0.500 **grams ascorbate** X 1 mole ascorbate/175 **grams ascorbate **= 0.002857…moles ascorbate.

Or, 2.86 X 10^{3} moles ascorbate if you like to use scientific notation.

Notice how I turned the molar mass “upside down” on the right so the grams of ascorbate would cancel.

Now we are going to assume all this ascorbate is in the form of magnesium ascorbate. This will give us an upper maximum for the amount of magnesium there is in two tablets.

*Magnesium ascorbate* is an ionic compound. Ionic compounds are made of positively and negatively charged ions stuck together in a crystal lattice, almost all are solid at room temperature. I wouldn’t expect the non chemist to know this, but ascorbate has a charge of negative one. Magnesium ion has a charge of plus two.

A quick look up of the formula confirms to me that **there are TWO ascorbates for every magnesium**. (picture)

THIS is a conversion factor:

**1 magnesium always comes with (or is equivalent to) 2 Ascorbates (in magnesium ascorbate) **

**so, 1 magnesium = 2 Ascorbates (when in the form of magnesium ascorbate)**

Moles is a *number of things*, and we have work with this unit to relate the number of ascorbates to the number of magnesium ions.

We need to change moles of ascorbate to moles of magnesium. If moles bothers you as a unit, just think of it as dozens, only much bigger.

**For every two units of ascorbate, there is one magnesium. **

So, if we had *two* *dozen* ascorbates, it would make sense that we had *one dozen* magnesiums, right?

Therefore if we had 2 moles of ascorbate, we would also have 1 moles of magnesium.

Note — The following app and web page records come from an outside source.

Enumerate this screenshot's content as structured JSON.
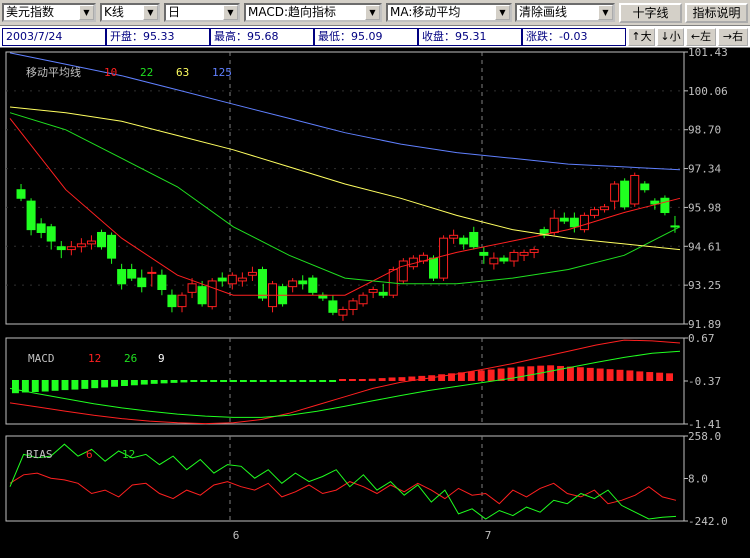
{
  "toolbar": {
    "index_select": "美元指数",
    "type_select": "K线",
    "period_select": "日",
    "macd_select": "MACD:趋向指标",
    "ma_select": "MA:移动平均",
    "clear_select": "清除画线",
    "crosshair_button": "十字线",
    "help_button": "指标说明"
  },
  "infobar": {
    "date": "2003/7/24",
    "open": "开盘：95.33",
    "high": "最高：95.68",
    "low": "最低：95.09",
    "close": "收盘：95.31",
    "change": "涨跌：-0.03",
    "nav_up": "↑大",
    "nav_down": "↓小",
    "nav_left": "←左",
    "nav_right": "→右"
  },
  "colors": {
    "background": "#000000",
    "up": "#ff2020",
    "down": "#20ff20",
    "ma10": "#ff2020",
    "ma22": "#20e020",
    "ma63": "#ffff60",
    "ma125": "#6080ff",
    "axis": "#c0c0c0",
    "grid": "#808080"
  },
  "chart_data": [
    {
      "type": "candlestick",
      "title": "移动平均线",
      "legend": [
        {
          "name": "10",
          "color": "#ff2020"
        },
        {
          "name": "22",
          "color": "#20e020"
        },
        {
          "name": "63",
          "color": "#ffff60"
        },
        {
          "name": "125",
          "color": "#6080ff"
        }
      ],
      "ylim": [
        91.89,
        101.43
      ],
      "yticks": [
        "101.43",
        "100.06",
        "98.70",
        "97.34",
        "95.98",
        "94.61",
        "93.25",
        "91.89"
      ],
      "xticks": [
        "6",
        "7"
      ],
      "candles": [
        {
          "o": 96.6,
          "h": 96.8,
          "l": 96.2,
          "c": 96.3
        },
        {
          "o": 96.2,
          "h": 96.3,
          "l": 95.0,
          "c": 95.2
        },
        {
          "o": 95.4,
          "h": 95.6,
          "l": 94.9,
          "c": 95.1
        },
        {
          "o": 95.3,
          "h": 95.4,
          "l": 94.5,
          "c": 94.8
        },
        {
          "o": 94.6,
          "h": 94.8,
          "l": 94.2,
          "c": 94.5
        },
        {
          "o": 94.5,
          "h": 94.8,
          "l": 94.3,
          "c": 94.6
        },
        {
          "o": 94.6,
          "h": 94.9,
          "l": 94.4,
          "c": 94.7
        },
        {
          "o": 94.7,
          "h": 95.0,
          "l": 94.5,
          "c": 94.8
        },
        {
          "o": 95.1,
          "h": 95.2,
          "l": 94.5,
          "c": 94.6
        },
        {
          "o": 95.0,
          "h": 95.1,
          "l": 94.0,
          "c": 94.2
        },
        {
          "o": 93.8,
          "h": 94.0,
          "l": 93.1,
          "c": 93.3
        },
        {
          "o": 93.8,
          "h": 94.0,
          "l": 93.4,
          "c": 93.5
        },
        {
          "o": 93.5,
          "h": 93.8,
          "l": 93.0,
          "c": 93.2
        },
        {
          "o": 93.7,
          "h": 93.9,
          "l": 93.2,
          "c": 93.7
        },
        {
          "o": 93.6,
          "h": 93.8,
          "l": 92.9,
          "c": 93.1
        },
        {
          "o": 92.9,
          "h": 93.1,
          "l": 92.3,
          "c": 92.5
        },
        {
          "o": 92.5,
          "h": 93.0,
          "l": 92.3,
          "c": 92.9
        },
        {
          "o": 93.0,
          "h": 93.5,
          "l": 92.8,
          "c": 93.3
        },
        {
          "o": 93.2,
          "h": 93.4,
          "l": 92.5,
          "c": 92.6
        },
        {
          "o": 92.5,
          "h": 93.5,
          "l": 92.4,
          "c": 93.4
        },
        {
          "o": 93.5,
          "h": 93.7,
          "l": 93.2,
          "c": 93.4
        },
        {
          "o": 93.3,
          "h": 93.7,
          "l": 93.1,
          "c": 93.6
        },
        {
          "o": 93.4,
          "h": 93.7,
          "l": 93.2,
          "c": 93.5
        },
        {
          "o": 93.6,
          "h": 93.9,
          "l": 93.4,
          "c": 93.7
        },
        {
          "o": 93.8,
          "h": 93.9,
          "l": 92.7,
          "c": 92.8
        },
        {
          "o": 92.5,
          "h": 93.4,
          "l": 92.3,
          "c": 93.3
        },
        {
          "o": 93.2,
          "h": 93.3,
          "l": 92.5,
          "c": 92.6
        },
        {
          "o": 93.2,
          "h": 93.5,
          "l": 93.0,
          "c": 93.4
        },
        {
          "o": 93.4,
          "h": 93.6,
          "l": 93.1,
          "c": 93.3
        },
        {
          "o": 93.5,
          "h": 93.6,
          "l": 92.9,
          "c": 93.0
        },
        {
          "o": 92.9,
          "h": 93.0,
          "l": 92.7,
          "c": 92.8
        },
        {
          "o": 92.7,
          "h": 92.9,
          "l": 92.2,
          "c": 92.3
        },
        {
          "o": 92.2,
          "h": 92.5,
          "l": 92.0,
          "c": 92.4
        },
        {
          "o": 92.4,
          "h": 92.8,
          "l": 92.2,
          "c": 92.7
        },
        {
          "o": 92.6,
          "h": 93.0,
          "l": 92.5,
          "c": 92.9
        },
        {
          "o": 93.0,
          "h": 93.2,
          "l": 92.8,
          "c": 93.1
        },
        {
          "o": 93.0,
          "h": 93.3,
          "l": 92.8,
          "c": 92.9
        },
        {
          "o": 92.9,
          "h": 93.9,
          "l": 92.8,
          "c": 93.8
        },
        {
          "o": 93.4,
          "h": 94.2,
          "l": 93.3,
          "c": 94.1
        },
        {
          "o": 93.9,
          "h": 94.3,
          "l": 93.8,
          "c": 94.2
        },
        {
          "o": 94.1,
          "h": 94.4,
          "l": 94.0,
          "c": 94.3
        },
        {
          "o": 94.2,
          "h": 94.3,
          "l": 93.4,
          "c": 93.5
        },
        {
          "o": 93.5,
          "h": 95.0,
          "l": 93.4,
          "c": 94.9
        },
        {
          "o": 94.9,
          "h": 95.2,
          "l": 94.7,
          "c": 95.0
        },
        {
          "o": 94.9,
          "h": 95.0,
          "l": 94.5,
          "c": 94.7
        },
        {
          "o": 95.1,
          "h": 95.3,
          "l": 94.5,
          "c": 94.6
        },
        {
          "o": 94.4,
          "h": 94.6,
          "l": 94.0,
          "c": 94.3
        },
        {
          "o": 94.0,
          "h": 94.4,
          "l": 93.8,
          "c": 94.2
        },
        {
          "o": 94.2,
          "h": 94.3,
          "l": 94.0,
          "c": 94.1
        },
        {
          "o": 94.1,
          "h": 94.5,
          "l": 93.9,
          "c": 94.4
        },
        {
          "o": 94.3,
          "h": 94.5,
          "l": 94.1,
          "c": 94.4
        },
        {
          "o": 94.4,
          "h": 94.6,
          "l": 94.2,
          "c": 94.5
        },
        {
          "o": 95.2,
          "h": 95.3,
          "l": 94.9,
          "c": 95.0
        },
        {
          "o": 95.1,
          "h": 95.9,
          "l": 95.0,
          "c": 95.6
        },
        {
          "o": 95.6,
          "h": 95.8,
          "l": 95.4,
          "c": 95.5
        },
        {
          "o": 95.6,
          "h": 95.8,
          "l": 95.1,
          "c": 95.3
        },
        {
          "o": 95.2,
          "h": 95.8,
          "l": 95.1,
          "c": 95.7
        },
        {
          "o": 95.7,
          "h": 96.0,
          "l": 95.6,
          "c": 95.9
        },
        {
          "o": 95.9,
          "h": 96.1,
          "l": 95.8,
          "c": 96.0
        },
        {
          "o": 96.2,
          "h": 96.9,
          "l": 95.9,
          "c": 96.8
        },
        {
          "o": 96.9,
          "h": 97.0,
          "l": 95.9,
          "c": 96.0
        },
        {
          "o": 96.1,
          "h": 97.2,
          "l": 96.0,
          "c": 97.1
        },
        {
          "o": 96.8,
          "h": 96.9,
          "l": 96.5,
          "c": 96.6
        },
        {
          "o": 96.2,
          "h": 96.3,
          "l": 95.9,
          "c": 96.1
        },
        {
          "o": 96.3,
          "h": 96.4,
          "l": 95.7,
          "c": 95.8
        },
        {
          "o": 95.33,
          "h": 95.68,
          "l": 95.09,
          "c": 95.31
        }
      ],
      "ma_lines": [
        {
          "name": "10",
          "color": "#ff2020",
          "values": [
            99.1,
            96.6,
            94.9,
            93.6,
            92.9,
            92.9,
            92.9,
            93.9,
            94.4,
            94.8,
            95.2,
            95.8,
            96.3
          ]
        },
        {
          "name": "22",
          "color": "#20e020",
          "values": [
            99.3,
            98.7,
            97.7,
            96.7,
            95.3,
            94.3,
            93.5,
            93.3,
            93.3,
            93.5,
            93.8,
            94.3,
            95.3
          ]
        },
        {
          "name": "63",
          "color": "#ffff60",
          "values": [
            99.5,
            99.3,
            99.0,
            98.5,
            98.0,
            97.4,
            96.8,
            96.3,
            95.7,
            95.2,
            94.9,
            94.7,
            94.5
          ]
        },
        {
          "name": "125",
          "color": "#6080ff",
          "values": [
            101.4,
            101.0,
            100.6,
            100.1,
            99.6,
            99.1,
            98.6,
            98.2,
            97.9,
            97.7,
            97.5,
            97.4,
            97.3
          ]
        }
      ]
    },
    {
      "type": "bar",
      "title": "MACD",
      "legend": [
        {
          "name": "12",
          "color": "#ff2020"
        },
        {
          "name": "26",
          "color": "#20e020"
        },
        {
          "name": "9",
          "color": "#ffffff"
        }
      ],
      "ylim": [
        -1.41,
        0.67
      ],
      "yticks": [
        "0.67",
        "-0.37",
        "-1.41"
      ],
      "histogram": [
        -0.55,
        -0.52,
        -0.5,
        -0.48,
        -0.45,
        -0.42,
        -0.4,
        -0.37,
        -0.34,
        -0.31,
        -0.28,
        -0.25,
        -0.22,
        -0.19,
        -0.16,
        -0.14,
        -0.12,
        -0.1,
        -0.08,
        -0.07,
        -0.06,
        -0.05,
        -0.04,
        -0.03,
        -0.02,
        -0.01,
        -0.02,
        -0.03,
        -0.02,
        -0.01,
        -0.02,
        -0.03,
        -0.04,
        -0.05,
        -0.06,
        -0.05,
        -0.07,
        -0.09,
        -0.11,
        -0.12,
        -0.14,
        -0.16,
        -0.18,
        -0.21,
        -0.24,
        -0.27,
        -0.3,
        -0.33,
        -0.36,
        -0.39,
        -0.42,
        -0.45,
        -0.46,
        -0.48,
        -0.49,
        -0.47,
        -0.45,
        -0.43,
        -0.41,
        -0.39,
        -0.37,
        -0.35,
        -0.33,
        -0.3,
        -0.28,
        -0.26,
        -0.24
      ],
      "dif": [
        -0.9,
        -1.0,
        -1.1,
        -1.2,
        -1.28,
        -1.34,
        -1.38,
        -1.4,
        -1.38,
        -1.3,
        -1.15,
        -0.95,
        -0.75,
        -0.55,
        -0.4,
        -0.3,
        -0.2,
        -0.08,
        0.05,
        0.2,
        0.35,
        0.5,
        0.62,
        0.6,
        0.55
      ],
      "dea": [
        -0.55,
        -0.68,
        -0.8,
        -0.92,
        -1.02,
        -1.1,
        -1.17,
        -1.22,
        -1.25,
        -1.25,
        -1.2,
        -1.1,
        -0.98,
        -0.85,
        -0.72,
        -0.6,
        -0.5,
        -0.4,
        -0.3,
        -0.18,
        -0.05,
        0.08,
        0.2,
        0.3,
        0.35
      ]
    },
    {
      "type": "line",
      "title": "BIAS",
      "legend": [
        {
          "name": "6",
          "color": "#ff2020"
        },
        {
          "name": "12",
          "color": "#20e020"
        }
      ],
      "ylim": [
        -242.0,
        258.0
      ],
      "yticks": [
        "258.0",
        "8.0",
        "-242.0"
      ],
      "bias6": [
        -20,
        30,
        40,
        10,
        0,
        -20,
        -80,
        -60,
        -100,
        -30,
        -20,
        -80,
        -110,
        -60,
        -90,
        -30,
        -10,
        -40,
        -60,
        -20,
        -100,
        -70,
        -30,
        -80,
        -60,
        -10,
        -40,
        -80,
        -30,
        -70,
        -20,
        -60,
        -110,
        -50,
        -90,
        -80,
        -140,
        -60,
        -100,
        -50,
        -20,
        -80,
        -100,
        -60,
        -140,
        -120,
        -90,
        -40,
        -100,
        -120
      ],
      "bias12": [
        -40,
        150,
        130,
        140,
        210,
        140,
        180,
        110,
        170,
        130,
        150,
        90,
        140,
        60,
        120,
        40,
        90,
        80,
        10,
        60,
        -20,
        40,
        -10,
        20,
        60,
        -40,
        30,
        -60,
        -10,
        -90,
        -30,
        -130,
        -60,
        -200,
        -170,
        -230,
        -180,
        -210,
        -160,
        -190,
        -120,
        -140,
        -80,
        -110,
        -60,
        -150,
        -190,
        -230,
        -220,
        -215
      ]
    }
  ]
}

This gives us another conversion factor:

**2 moles ascorbate = 1 mole magnesium (within magnesium ascorbate)**

This type of conversion factor comes from the formula for a compound. (This is often done in stoichiometry for those of you who are chemistry students.) You can relate numbers of things in a formula, which expresses a truth about that compound. Just make sure you are talking about the right compound!

0.002857 moles ascorbate X 1 mole magnesium/2 moles ascorbate = 0.0014285….moles of magnesium.

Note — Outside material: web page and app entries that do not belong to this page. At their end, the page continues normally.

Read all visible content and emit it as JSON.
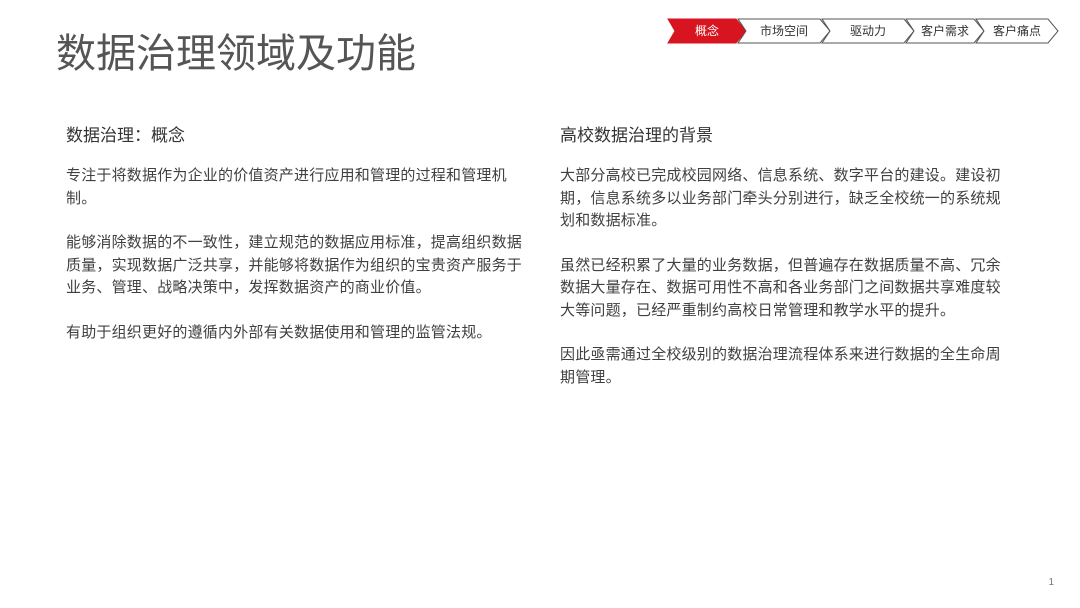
{
  "title": "数据治理领域及功能",
  "nav": {
    "items": [
      {
        "label": "概念",
        "active": true
      },
      {
        "label": "市场空间",
        "active": false
      },
      {
        "label": "驱动力",
        "active": false
      },
      {
        "label": "客户需求",
        "active": false
      },
      {
        "label": "客户痛点",
        "active": false
      }
    ],
    "active_color": "#d7141f",
    "inactive_color": "#ffffff",
    "border_color": "#555555"
  },
  "left": {
    "heading": "数据治理：概念",
    "paragraphs": [
      "专注于将数据作为企业的价值资产进行应用和管理的过程和管理机制。",
      "能够消除数据的不一致性，建立规范的数据应用标准，提高组织数据质量，实现数据广泛共享，并能够将数据作为组织的宝贵资产服务于业务、管理、战略决策中，发挥数据资产的商业价值。",
      "有助于组织更好的遵循内外部有关数据使用和管理的监管法规。"
    ]
  },
  "right": {
    "heading": "高校数据治理的背景",
    "paragraphs": [
      "大部分高校已完成校园网络、信息系统、数字平台的建设。建设初期，信息系统多以业务部门牵头分别进行，缺乏全校统一的系统规划和数据标准。",
      "虽然已经积累了大量的业务数据，但普遍存在数据质量不高、冗余数据大量存在、数据可用性不高和各业务部门之间数据共享难度较大等问题，已经严重制约高校日常管理和教学水平的提升。",
      "因此亟需通过全校级别的数据治理流程体系来进行数据的全生命周期管理。"
    ]
  },
  "page_number": "1"
}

Yes, all we did was divide by two, but it changed the *units*. Very important.

Now we are cooking with gas, baby! Almost there!

Anytime you want to go from numbers of things to grams, or from grams to numbers of things, you can use the molar mass. (I actually make my students memorize this because it is so useful.)

So let’s look up the molar mass of magnesium. It’s an element, so it will be in the periodic table.

The molar mass of magnesium is 24.3 grams per mole.

0.0014285 moles magnesium X 24.3 grams magnesium/1 mole magnesium = 0.0347 grams of magnesium

or, converting to mg

0.0347 grams of magnesium X 1 mg/0.001 grams = 34.7 mg of magnesium per two tablets (MAX!)

That’s not a lot, and this is based on the wrong assumption that all the ascorbate comes from magnesium ascorbate.

**So, two tablets probably contain less than 35 mg of magnesium. Tadaa!**

This is not a lot, given that the RDA for magnesium is around 400 mg (420 mg/day for men, 320 mg/ day for women.)

Wow thanks for this!

I didn’t know I could make a wrong assumption and then calculate the maximum possible mass from that. Cool.

I like the number theory too. I never thought about conversion factors being like the number 1 but it explains why they work.

I’m sharing that with the high school class I tutor if that’s okay?

Cheers

Posted by: Haley Anderson | 07/10/2024 at 10:06 AM